→ YOUR INSTRUCTIONS:
Scan the listing and work out how many lines contain the word "деятельности". Nothing but the number should be given.

→ SOURCE RECORDS:
====

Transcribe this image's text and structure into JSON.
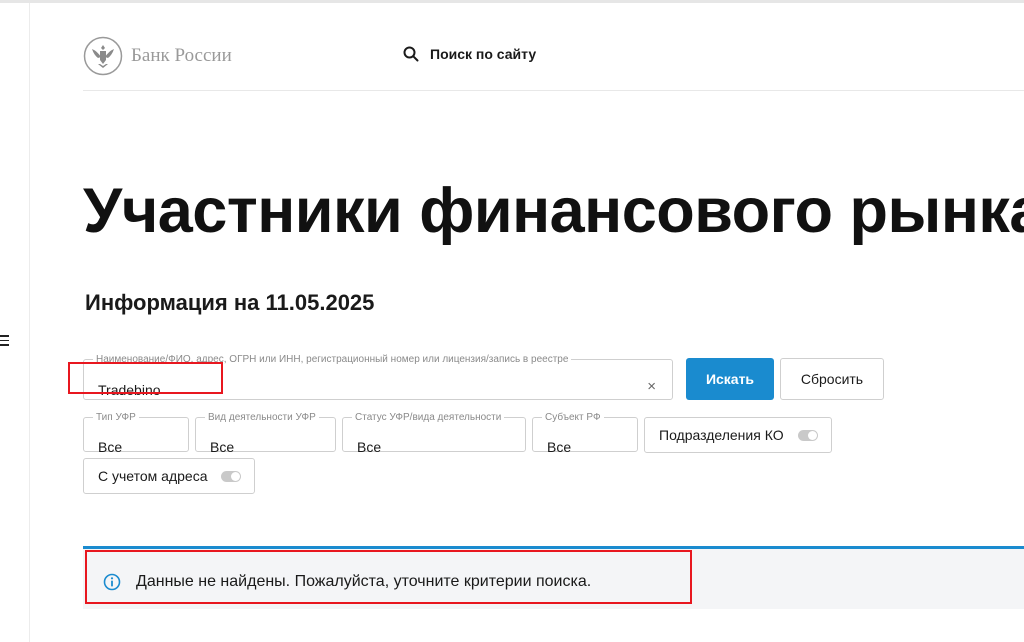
{
  "header": {
    "logo_text": "Банк России",
    "search_label": "Поиск по сайту"
  },
  "page": {
    "title": "Участники финансового рынка",
    "subtitle": "Информация на 11.05.2025"
  },
  "search_form": {
    "main_field_legend": "Наименование/ФИО, адрес, ОГРН или ИНН, регистрационный номер или лицензия/запись в реестре",
    "main_field_value": "Tradebino",
    "clear_symbol": "×",
    "search_button": "Искать",
    "reset_button": "Сбросить",
    "filters": [
      {
        "legend": "Тип УФР",
        "value": "Все"
      },
      {
        "legend": "Вид деятельности УФР",
        "value": "Все"
      },
      {
        "legend": "Статус УФР/вида деятельности",
        "value": "Все"
      },
      {
        "legend": "Субъект РФ",
        "value": "Все"
      }
    ],
    "toggles": [
      {
        "label": "Подразделения КО",
        "on": false
      },
      {
        "label": "С учетом адреса",
        "on": false
      }
    ]
  },
  "alert": {
    "message": "Данные не найдены. Пожалуйста, уточните критерии поиска."
  },
  "colors": {
    "accent": "#1a8bcf",
    "highlight": "#e8171f",
    "alert_bg": "#f4f5f7",
    "logo_gray": "#9a9a9a"
  },
  "icons": {
    "logo": "double-headed-eagle-emblem",
    "search": "magnifier-icon",
    "alert": "info-circle-icon",
    "menu": "hamburger-menu-icon"
  }
}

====

→ ANSWER BOX:
2